- [PROBLEM REQUIREMENTS]: Find every line in the records below that holds the word "Sprint" and copy it.

━━━━━━━━

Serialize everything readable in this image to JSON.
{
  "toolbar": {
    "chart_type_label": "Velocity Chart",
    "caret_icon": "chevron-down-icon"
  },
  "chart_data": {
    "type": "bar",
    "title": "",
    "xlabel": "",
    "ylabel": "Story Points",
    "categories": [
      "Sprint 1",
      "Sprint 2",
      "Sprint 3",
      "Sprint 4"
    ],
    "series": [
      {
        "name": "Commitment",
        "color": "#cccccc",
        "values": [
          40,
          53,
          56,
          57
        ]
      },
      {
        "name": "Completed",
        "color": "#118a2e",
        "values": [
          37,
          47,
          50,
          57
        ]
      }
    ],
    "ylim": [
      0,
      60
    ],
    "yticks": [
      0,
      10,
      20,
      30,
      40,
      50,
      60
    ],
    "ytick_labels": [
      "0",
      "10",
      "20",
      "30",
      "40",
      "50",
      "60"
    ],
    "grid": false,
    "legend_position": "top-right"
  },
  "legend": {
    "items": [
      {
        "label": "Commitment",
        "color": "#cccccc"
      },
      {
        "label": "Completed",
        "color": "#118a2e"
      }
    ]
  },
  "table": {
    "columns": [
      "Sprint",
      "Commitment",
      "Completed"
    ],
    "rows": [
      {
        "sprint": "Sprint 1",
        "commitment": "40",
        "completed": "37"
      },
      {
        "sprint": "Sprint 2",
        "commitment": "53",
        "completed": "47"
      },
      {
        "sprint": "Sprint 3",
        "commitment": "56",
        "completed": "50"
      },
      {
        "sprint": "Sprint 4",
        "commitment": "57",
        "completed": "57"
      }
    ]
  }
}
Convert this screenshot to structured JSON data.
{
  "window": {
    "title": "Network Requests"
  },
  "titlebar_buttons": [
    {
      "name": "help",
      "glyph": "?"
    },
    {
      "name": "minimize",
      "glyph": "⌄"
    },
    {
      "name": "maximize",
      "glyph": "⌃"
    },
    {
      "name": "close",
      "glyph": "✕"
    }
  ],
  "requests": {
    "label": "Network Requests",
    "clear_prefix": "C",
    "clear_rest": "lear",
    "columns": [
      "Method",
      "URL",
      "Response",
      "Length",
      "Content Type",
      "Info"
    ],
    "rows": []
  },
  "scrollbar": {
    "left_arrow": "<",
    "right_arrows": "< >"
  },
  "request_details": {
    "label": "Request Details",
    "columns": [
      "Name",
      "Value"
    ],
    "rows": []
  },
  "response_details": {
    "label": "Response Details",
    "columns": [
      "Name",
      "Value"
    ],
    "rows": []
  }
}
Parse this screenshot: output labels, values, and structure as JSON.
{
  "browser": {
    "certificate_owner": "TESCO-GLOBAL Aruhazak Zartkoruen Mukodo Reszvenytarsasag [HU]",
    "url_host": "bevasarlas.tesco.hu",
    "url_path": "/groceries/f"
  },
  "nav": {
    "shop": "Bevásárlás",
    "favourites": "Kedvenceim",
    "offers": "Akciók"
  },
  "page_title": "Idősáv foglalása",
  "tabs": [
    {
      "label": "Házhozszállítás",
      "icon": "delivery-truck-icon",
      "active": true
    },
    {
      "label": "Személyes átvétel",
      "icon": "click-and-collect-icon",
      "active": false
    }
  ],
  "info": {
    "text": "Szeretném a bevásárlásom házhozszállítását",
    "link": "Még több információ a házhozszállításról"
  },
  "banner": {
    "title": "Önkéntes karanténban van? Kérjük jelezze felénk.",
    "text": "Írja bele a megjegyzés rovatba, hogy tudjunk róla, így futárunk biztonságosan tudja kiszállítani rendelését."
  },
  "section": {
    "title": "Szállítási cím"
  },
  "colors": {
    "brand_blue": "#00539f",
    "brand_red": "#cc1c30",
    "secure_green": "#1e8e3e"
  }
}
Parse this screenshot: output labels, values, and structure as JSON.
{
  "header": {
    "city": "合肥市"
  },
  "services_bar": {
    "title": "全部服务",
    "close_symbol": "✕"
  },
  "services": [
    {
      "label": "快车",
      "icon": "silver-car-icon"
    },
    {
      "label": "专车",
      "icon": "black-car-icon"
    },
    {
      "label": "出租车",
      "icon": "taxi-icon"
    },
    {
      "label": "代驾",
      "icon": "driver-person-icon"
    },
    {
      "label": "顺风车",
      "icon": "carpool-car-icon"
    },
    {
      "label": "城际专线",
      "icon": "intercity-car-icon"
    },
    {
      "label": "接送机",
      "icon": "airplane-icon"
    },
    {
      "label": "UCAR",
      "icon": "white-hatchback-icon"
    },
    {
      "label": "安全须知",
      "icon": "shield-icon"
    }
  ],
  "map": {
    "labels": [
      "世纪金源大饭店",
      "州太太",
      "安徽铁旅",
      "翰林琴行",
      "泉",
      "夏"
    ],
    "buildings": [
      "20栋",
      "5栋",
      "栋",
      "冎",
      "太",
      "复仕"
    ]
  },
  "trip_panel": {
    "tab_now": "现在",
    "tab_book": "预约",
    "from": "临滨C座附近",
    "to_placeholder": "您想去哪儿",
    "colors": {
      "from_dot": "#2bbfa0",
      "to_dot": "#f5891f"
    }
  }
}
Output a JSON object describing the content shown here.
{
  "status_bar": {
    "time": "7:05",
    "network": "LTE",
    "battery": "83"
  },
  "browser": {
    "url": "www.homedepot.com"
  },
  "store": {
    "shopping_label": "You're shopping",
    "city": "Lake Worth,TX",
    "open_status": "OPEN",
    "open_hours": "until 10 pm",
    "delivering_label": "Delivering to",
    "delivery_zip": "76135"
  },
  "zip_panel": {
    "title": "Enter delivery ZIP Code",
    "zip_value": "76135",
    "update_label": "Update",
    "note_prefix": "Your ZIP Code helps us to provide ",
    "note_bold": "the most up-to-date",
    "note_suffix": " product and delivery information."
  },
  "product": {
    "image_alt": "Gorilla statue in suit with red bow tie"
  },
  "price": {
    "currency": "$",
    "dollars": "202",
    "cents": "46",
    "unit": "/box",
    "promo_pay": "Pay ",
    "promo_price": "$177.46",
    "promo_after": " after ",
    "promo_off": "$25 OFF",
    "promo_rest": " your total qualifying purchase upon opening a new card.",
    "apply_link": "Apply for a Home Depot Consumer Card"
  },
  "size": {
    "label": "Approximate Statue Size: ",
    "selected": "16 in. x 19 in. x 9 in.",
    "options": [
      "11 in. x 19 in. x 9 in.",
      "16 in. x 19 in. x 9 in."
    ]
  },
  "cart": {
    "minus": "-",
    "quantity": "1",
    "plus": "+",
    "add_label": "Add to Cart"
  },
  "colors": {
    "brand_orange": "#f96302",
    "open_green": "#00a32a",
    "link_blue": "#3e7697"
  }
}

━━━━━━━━

- [OUTPUT BELOW]:
      "Sprint 1",
      "Sprint 2",
      "Sprint 3",
      "Sprint 4"
      "Sprint",
        "sprint": "Sprint 1",
        "sprint": "Sprint 2",
        "sprint": "Sprint 3",
        "sprint": "Sprint 4",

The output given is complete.